All the lines below need retyping exactly, apart from the images.

Element data from apps and pages:
◆ ◆ ◆ ◆

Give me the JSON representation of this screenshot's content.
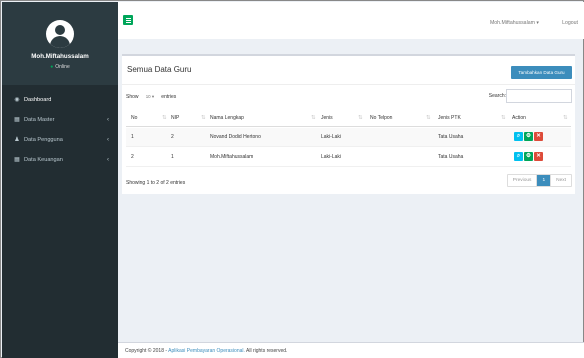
{
  "sidebar": {
    "user_name": "Moh.Miftahussalam",
    "user_status": "Online",
    "items": [
      {
        "label": "Dashboard",
        "icon": "dashboard-icon",
        "has_chevron": false
      },
      {
        "label": "Data Master",
        "icon": "table-icon",
        "has_chevron": true
      },
      {
        "label": "Data Pengguna",
        "icon": "user-icon",
        "has_chevron": true
      },
      {
        "label": "Data Keuangan",
        "icon": "table-icon",
        "has_chevron": true
      }
    ]
  },
  "header": {
    "user_label": "Moh.Miftahussalam",
    "logout_label": "Logout"
  },
  "box": {
    "title": "Semua Data Guru",
    "add_label": "Tambahkan Data Guru",
    "show_label": "Show",
    "entries_value": "10",
    "entries_label": "entries",
    "search_label": "Search:",
    "columns": [
      "No",
      "NIP",
      "Nama Lengkap",
      "Jenis",
      "No Telpon",
      "Jenis PTK",
      "Action"
    ],
    "rows": [
      {
        "no": "1",
        "nip": "2",
        "nama": "Novand Dodid Hertono",
        "jenis": "Laki-Laki",
        "telpon": "",
        "ptk": "Tata Usaha"
      },
      {
        "no": "2",
        "nip": "1",
        "nama": "Moh.Miftahussalam",
        "jenis": "Laki-Laki",
        "telpon": "",
        "ptk": "Tata Usaha"
      }
    ],
    "info": "Showing 1 to 2 of 2 entries",
    "pager": {
      "previous": "Previous",
      "current": "1",
      "next": "Next"
    }
  },
  "footer": {
    "prefix": "Copyright © 2018 -",
    "link": "Aplikasi Pembayaran Operasional.",
    "suffix": "All rights reserved."
  },
  "colors": {
    "sidebar": "#222d32",
    "accent_green": "#00a65a",
    "primary_blue": "#3c8dbc",
    "info_cyan": "#00c0ef",
    "danger_red": "#dd4b39"
  }
}
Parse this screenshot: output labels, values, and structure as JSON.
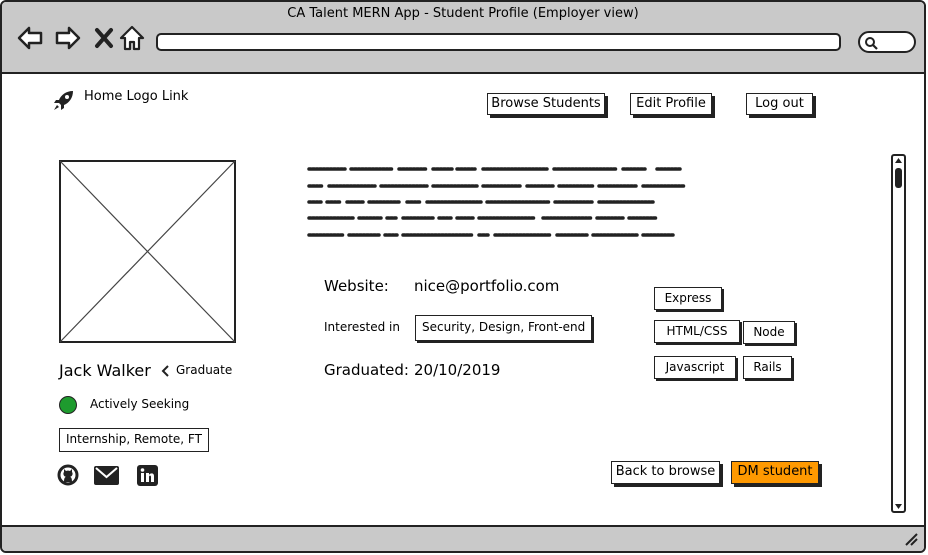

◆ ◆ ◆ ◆

> **RESULT FOR THIS EXERCISE**:
Give me the JSON representation of this screenshot's content.
{
  "sidebar": {
    "user_name": "Moh.Miftahussalam",
    "user_status": "Online",
    "items": [
      {
        "label": "Dashboard",
        "icon": "dashboard-icon",
        "has_chevron": false
      },
      {
        "label": "Data Master",
        "icon": "table-icon",
        "has_chevron": true
      },
      {
        "label": "Data Pengguna",
        "icon": "user-icon",
        "has_chevron": true
      },
      {
        "label": "Data Keuangan",
        "icon": "table-icon",
        "has_chevron": true
      }
    ]
  },
  "header": {
    "user_label": "Moh.Miftahussalam",
    "logout_label": "Logout"
  },
  "box": {
    "title": "Semua Data Guru",
    "add_label": "Tambahkan Data Guru",
    "show_label": "Show",
    "entries_value": "10",
    "entries_label": "entries",
    "search_label": "Search:",
    "columns": [
      "No",
      "NIP",
      "Nama Lengkap",
      "Jenis",
      "No Telpon",
      "Jenis PTK",
      "Action"
    ],
    "rows": [
      {
        "no": "1",
        "nip": "2",
        "nama": "Novand Dodid Hertono",
        "jenis": "Laki-Laki",
        "telpon": "",
        "ptk": "Tata Usaha"
      },
      {
        "no": "2",
        "nip": "1",
        "nama": "Moh.Miftahussalam",
        "jenis": "Laki-Laki",
        "telpon": "",
        "ptk": "Tata Usaha"
      }
    ],
    "info": "Showing 1 to 2 of 2 entries",
    "pager": {
      "previous": "Previous",
      "current": "1",
      "next": "Next"
    }
  },
  "footer": {
    "prefix": "Copyright © 2018 -",
    "link": "Aplikasi Pembayaran Operasional.",
    "suffix": "All rights reserved."
  },
  "colors": {
    "sidebar": "#222d32",
    "accent_green": "#00a65a",
    "primary_blue": "#3c8dbc",
    "info_cyan": "#00c0ef",
    "danger_red": "#dd4b39"
  }
}
Parse this screenshot: output labels, values, and structure as JSON.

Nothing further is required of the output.